She found Jarvis outside main engineering and literally fell into his arms. Tears flowed freely as he held her and gently massaged her head.
Jarvis was grateful that he scattered his engineers to the four corners of the ship before Amanda came. Most of his people knew about his relationship with Amanda, but he didn't think it would be appropriate for everyone to see her fall apart in public.
As he calmed her, he realized that his personal and professional lives had a lot in common. He sought out problems and tried to solve them. This made him an outstanding engineer, but not necessarily a great companion.
He had grown restless after six years of marriage to his wife Tracy. He couldn't understand how she constantly dealt with self-esteem issues. Two years later he was dating Amanda, who occasionally made less-than-perfect decisions like waking up the entire crew over Borg wreckage. He was a repair main at heart. Dealing with long-term problems without simple solutions tested his sanity.
And then an explosion rocked the floor. He removed himself from Amanda's grip and quickly determined what had happened. Someone had deemed the Borg prisoner a threat and ejected the brig into space. That person was proven right half a second later when the brig exploded.
He wiped the tears from Amanda's face and looked into her eyes. "It looks like I am going to be busy for a few hours. We need to make a new brig. Will you be ok in your quarters?"
"Sure." Her gaze never left the floor.
"I will come as soon as this fiasco is over. I love you." He kissed her forehead and turned towards his office.
Two days later
Jarvis and ch'Raul were in the ship's bowling alley on deck 13. There were only two lanes, and each man had reserved one of them for two hours. Neither one of them was very good at bowling, but that was not why they were there.
"It sounds like you truly love Amanda. You are going to have to accept that her personal struggles do not have easy solutions. I bet that if you were honest you would find a long-lasting problem in your own life."
Jarvis sat down in one of the empty chairs. "As always, I think that you are right. I married Tracy with the expectation that I'd solve her self-esteem within a year or two.
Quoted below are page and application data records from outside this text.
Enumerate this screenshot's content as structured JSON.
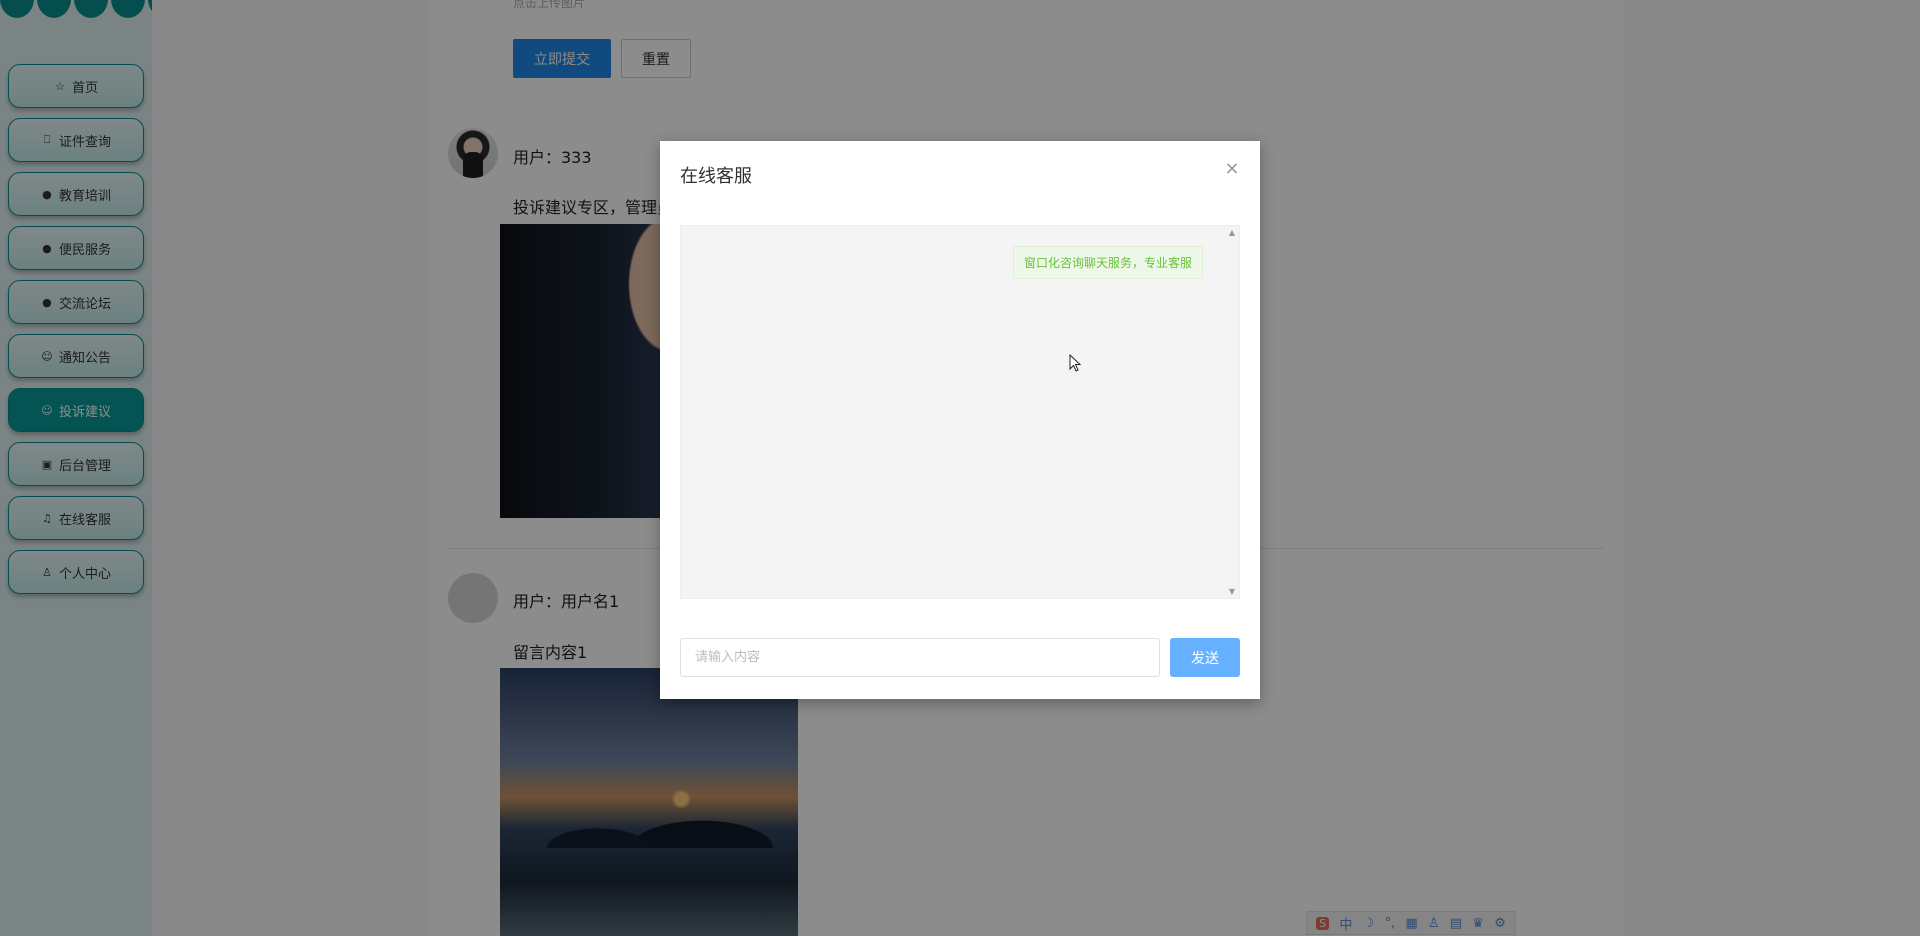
{
  "sidebar": {
    "items": [
      {
        "label": "首页",
        "icon": "☆",
        "icon_name": "star-icon",
        "active": false
      },
      {
        "label": "证件查询",
        "icon": "⎕",
        "icon_name": "bag-icon",
        "active": false
      },
      {
        "label": "教育培训",
        "icon": "●",
        "icon_name": "info-circle-icon",
        "active": false
      },
      {
        "label": "便民服务",
        "icon": "●",
        "icon_name": "question-circle-icon",
        "active": false
      },
      {
        "label": "交流论坛",
        "icon": "●",
        "icon_name": "info-filled-icon",
        "active": false
      },
      {
        "label": "通知公告",
        "icon": "☺",
        "icon_name": "smile-icon",
        "active": false
      },
      {
        "label": "投诉建议",
        "icon": "☺",
        "icon_name": "comment-icon",
        "active": true
      },
      {
        "label": "后台管理",
        "icon": "▣",
        "icon_name": "box-icon",
        "active": false
      },
      {
        "label": "在线客服",
        "icon": "♫",
        "icon_name": "headset-icon",
        "active": false
      },
      {
        "label": "个人中心",
        "icon": "♙",
        "icon_name": "user-icon",
        "active": false
      }
    ]
  },
  "form": {
    "hint": "点击上传图片",
    "submit_label": "立即提交",
    "reset_label": "重置"
  },
  "posts": [
    {
      "user": "用户：333",
      "text": "投诉建议专区，管理员"
    },
    {
      "user": "用户：用户名1",
      "text": "留言内容1"
    }
  ],
  "dialog": {
    "title": "在线客服",
    "close_icon": "×",
    "message": "窗口化咨询聊天服务，专业客服",
    "input_placeholder": "请输入内容",
    "send_label": "发送"
  },
  "ime": {
    "items": [
      "S",
      "中",
      "☽",
      "°,",
      "▦",
      "♙",
      "▤",
      "♛",
      "⚙"
    ]
  },
  "colors": {
    "accent": "#0a9a9a",
    "primary": "#1e88e5",
    "send": "#66b1ff",
    "message_text": "#67c23a"
  }
}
I let my desire to fix things override my affection for her, and that ended rather poorly. I am at the same impasse with Amanda and I don't want to lose her. But it is frustrating to see her consistently make decisions without thinking them through. It cost her job of gamma shift captain."
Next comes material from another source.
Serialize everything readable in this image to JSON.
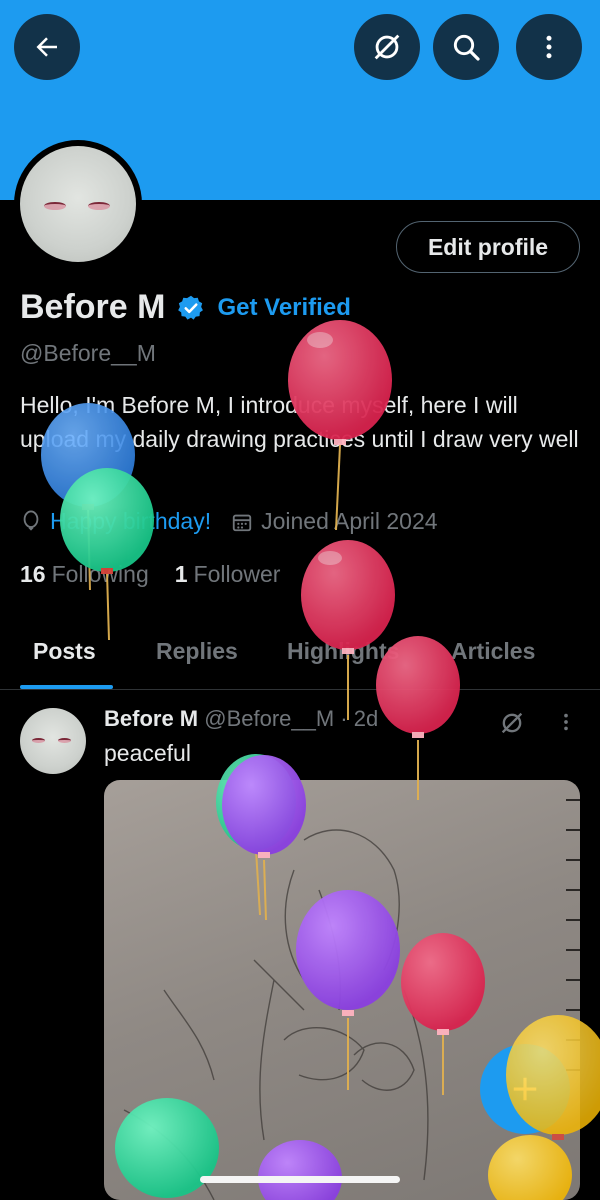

ch'Raul's normally stoic face turned into a smile. "You are overreacting. Does she truly make impulsive decisions consistently? I doubt that. What is your character flaw? Being impatient. Admit it to yourself, then admit it to Amanda and tell her that she is worth so much to you that you are not going to let your impatience prevent you from loving her. Problem solved." He picked up his ball and rolled it into the gutter. "Now, how about solving my problem? I can't seem to score higher than 75 in this game."
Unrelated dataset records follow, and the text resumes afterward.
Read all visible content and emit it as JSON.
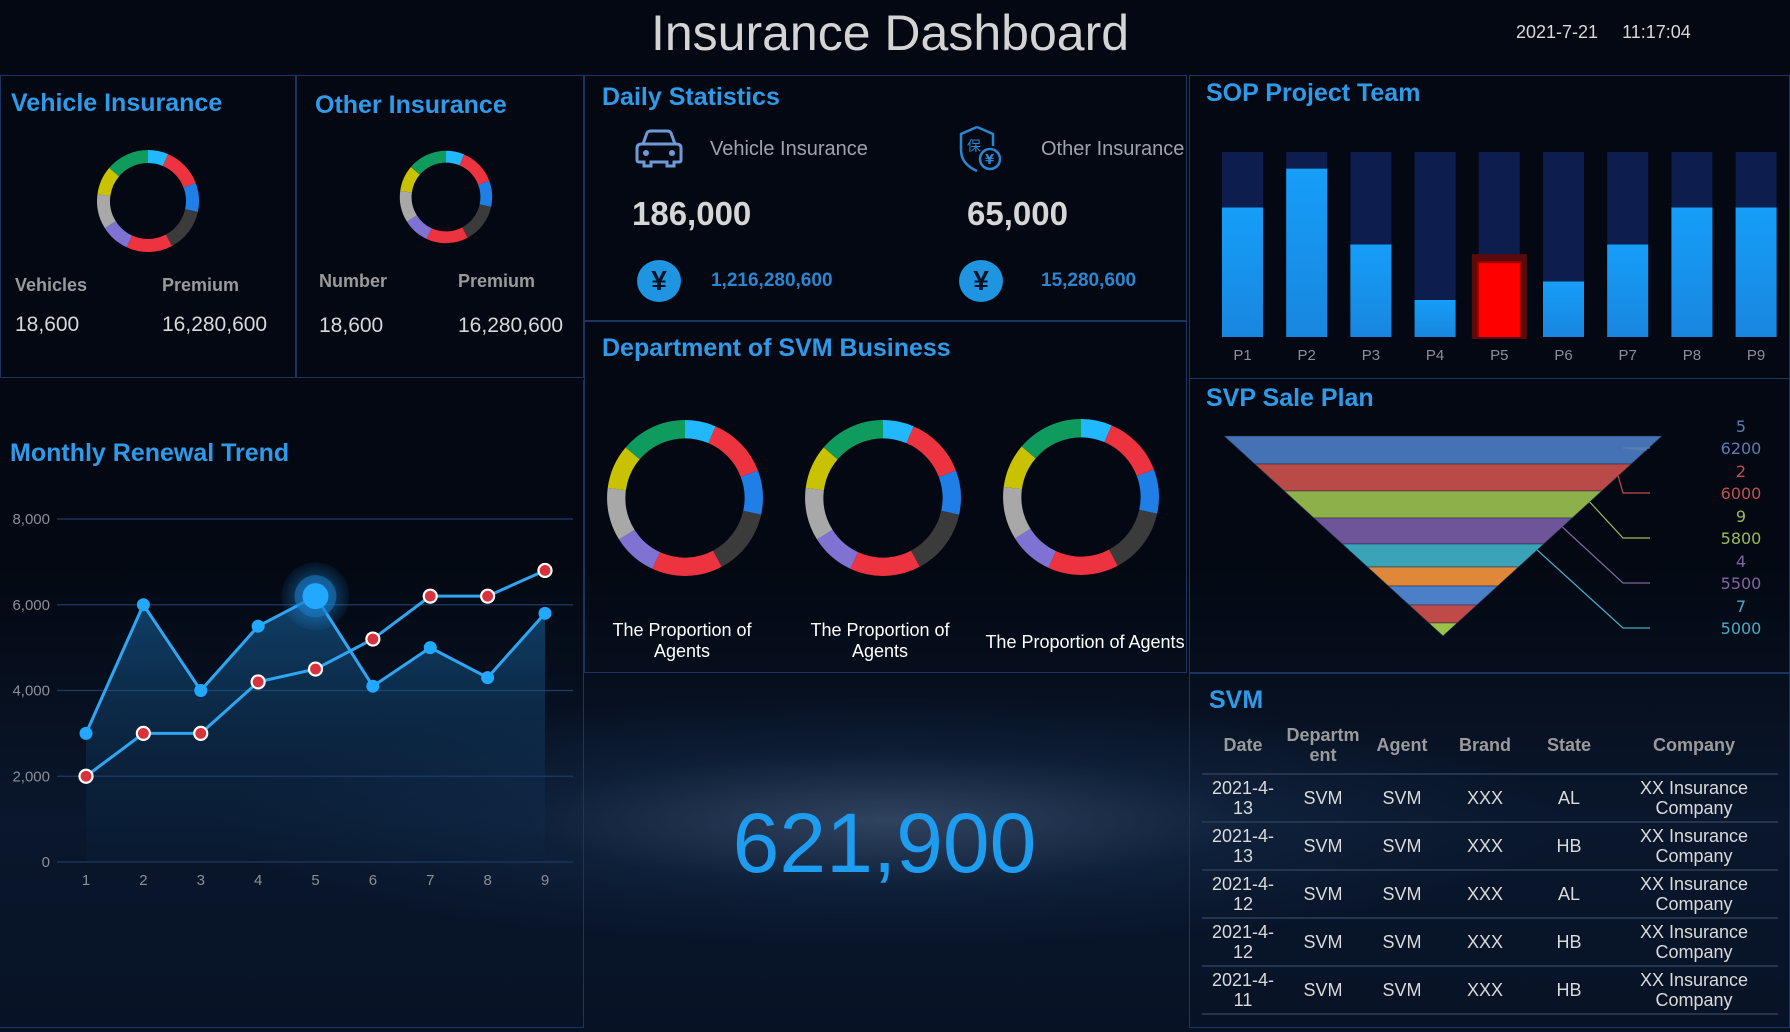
{
  "header": {
    "title": "Insurance Dashboard",
    "date": "2021-7-21",
    "time": "11:17:04"
  },
  "vehicle_insurance": {
    "title": "Vehicle Insurance",
    "labels": [
      "Vehicles",
      "Premium"
    ],
    "values": [
      "18,600",
      "16,280,600"
    ]
  },
  "other_insurance": {
    "title": "Other Insurance",
    "labels": [
      "Number",
      "Premium"
    ],
    "values": [
      "18,600",
      "16,280,600"
    ]
  },
  "daily_statistics": {
    "title": "Daily Statistics",
    "items": [
      {
        "icon": "car-icon",
        "label": "Vehicle Insurance",
        "count": "186,000",
        "money": "1,216,280,600"
      },
      {
        "icon": "insurance-shield-icon",
        "label": "Other Insurance",
        "count": "65,000",
        "money": "15,280,600"
      }
    ],
    "currency_symbol": "¥"
  },
  "department": {
    "title": "Department of SVM Business",
    "captions": [
      "The Proportion of Agents",
      "The Proportion of Agents",
      "The Proportion of Agents"
    ]
  },
  "big_number": "621,900",
  "sop_team": {
    "title": "SOP Project Team"
  },
  "sale_plan": {
    "title": "SVP Sale Plan"
  },
  "svm_table": {
    "title": "SVM",
    "columns": [
      "Date",
      "Department",
      "Agent",
      "Brand",
      "State",
      "Company"
    ],
    "rows": [
      [
        "2021-4-13",
        "SVM",
        "SVM",
        "XXX",
        "AL",
        "XX Insurance Company"
      ],
      [
        "2021-4-13",
        "SVM",
        "SVM",
        "XXX",
        "HB",
        "XX Insurance Company"
      ],
      [
        "2021-4-12",
        "SVM",
        "SVM",
        "XXX",
        "AL",
        "XX Insurance Company"
      ],
      [
        "2021-4-12",
        "SVM",
        "SVM",
        "XXX",
        "HB",
        "XX Insurance Company"
      ],
      [
        "2021-4-11",
        "SVM",
        "SVM",
        "XXX",
        "HB",
        "XX Insurance Company"
      ]
    ]
  },
  "chart_data": [
    {
      "id": "monthly-renewal-trend",
      "type": "line",
      "title": "Monthly Renewal Trend",
      "x": [
        1,
        2,
        3,
        4,
        5,
        6,
        7,
        8,
        9
      ],
      "ylim": [
        0,
        8000
      ],
      "yticks": [
        0,
        2000,
        4000,
        6000,
        8000
      ],
      "ytick_labels": [
        "0",
        "2,000",
        "4,000",
        "6,000",
        "8,000"
      ],
      "grid": true,
      "highlighted_point": {
        "series": 0,
        "index": 4
      },
      "series": [
        {
          "name": "series-a",
          "values": [
            3000,
            6000,
            4000,
            5500,
            6200,
            4100,
            5000,
            4300,
            5800
          ],
          "color": "#2ea6f2",
          "area": true
        },
        {
          "name": "series-b",
          "values": [
            2000,
            3000,
            3000,
            4200,
            4500,
            5200,
            6200,
            6200,
            6800
          ],
          "color": "#2ea6f2",
          "marker_color": "#d8323c"
        }
      ]
    },
    {
      "id": "sop-project-team",
      "type": "bar",
      "title": "SOP Project Team",
      "categories": [
        "P1",
        "P2",
        "P3",
        "P4",
        "P5",
        "P6",
        "P7",
        "P8",
        "P9"
      ],
      "values": [
        0.7,
        0.91,
        0.5,
        0.2,
        0.41,
        0.3,
        0.5,
        0.7,
        0.7
      ],
      "max": 1.0,
      "highlight_index": 4,
      "colors": {
        "fill": "#169cf5",
        "track": "#0d1d4d",
        "highlight": "#ff0000"
      }
    },
    {
      "id": "svp-sale-plan",
      "type": "funnel",
      "title": "SVP Sale Plan",
      "segment_colors": [
        "#4472b4",
        "#b94a48",
        "#8db04a",
        "#6e559a",
        "#3aa3b8",
        "#e0883a",
        "#4b80c8",
        "#c04a48",
        "#9cc04a"
      ],
      "labels": [
        {
          "name": "5",
          "value": 6200,
          "color": "#5b7fb2"
        },
        {
          "name": "2",
          "value": 6000,
          "color": "#c0504d"
        },
        {
          "name": "9",
          "value": 5800,
          "color": "#9bbb59"
        },
        {
          "name": "4",
          "value": 5500,
          "color": "#8064a2"
        },
        {
          "name": "7",
          "value": 5000,
          "color": "#4bacc6"
        }
      ]
    },
    {
      "id": "agent-proportion-donuts",
      "type": "pie",
      "segments_colors": [
        "#22b8ff",
        "#ee3340",
        "#1f7fe6",
        "#3b3b3b",
        "#ee3340",
        "#8072d2",
        "#a8a8a8",
        "#c9c200",
        "#0f9a5e"
      ],
      "segments": [
        7,
        14,
        10,
        15,
        16,
        10,
        12,
        10,
        15
      ]
    }
  ]
}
The next day
"Personal log, supplemental. I finally had a talk with Amanda about my desire to fix everything and my impatience when that doesn't happen. She listened and then told me that she'd already seen that problem and was afraid that it would ruin our relationship. I told her that I was committed to making things work with her, and that she had the right to tell me when I let my engineer mentality get in the way.
"I still feel bad about Captain Carter taking her position of gamma shift captain away, but there is one benefit. Now Amanda is working on alpha shift in the Operations group. We finally work the same shift, which means we will have more time together. I can't complain about that. End log."
Jarvis stopped pacing his room, picked up the flowers and a small box on the table, and headed for Amanda Carpenter's quarters.
Last edited by superhombre777; 03-09-2013 at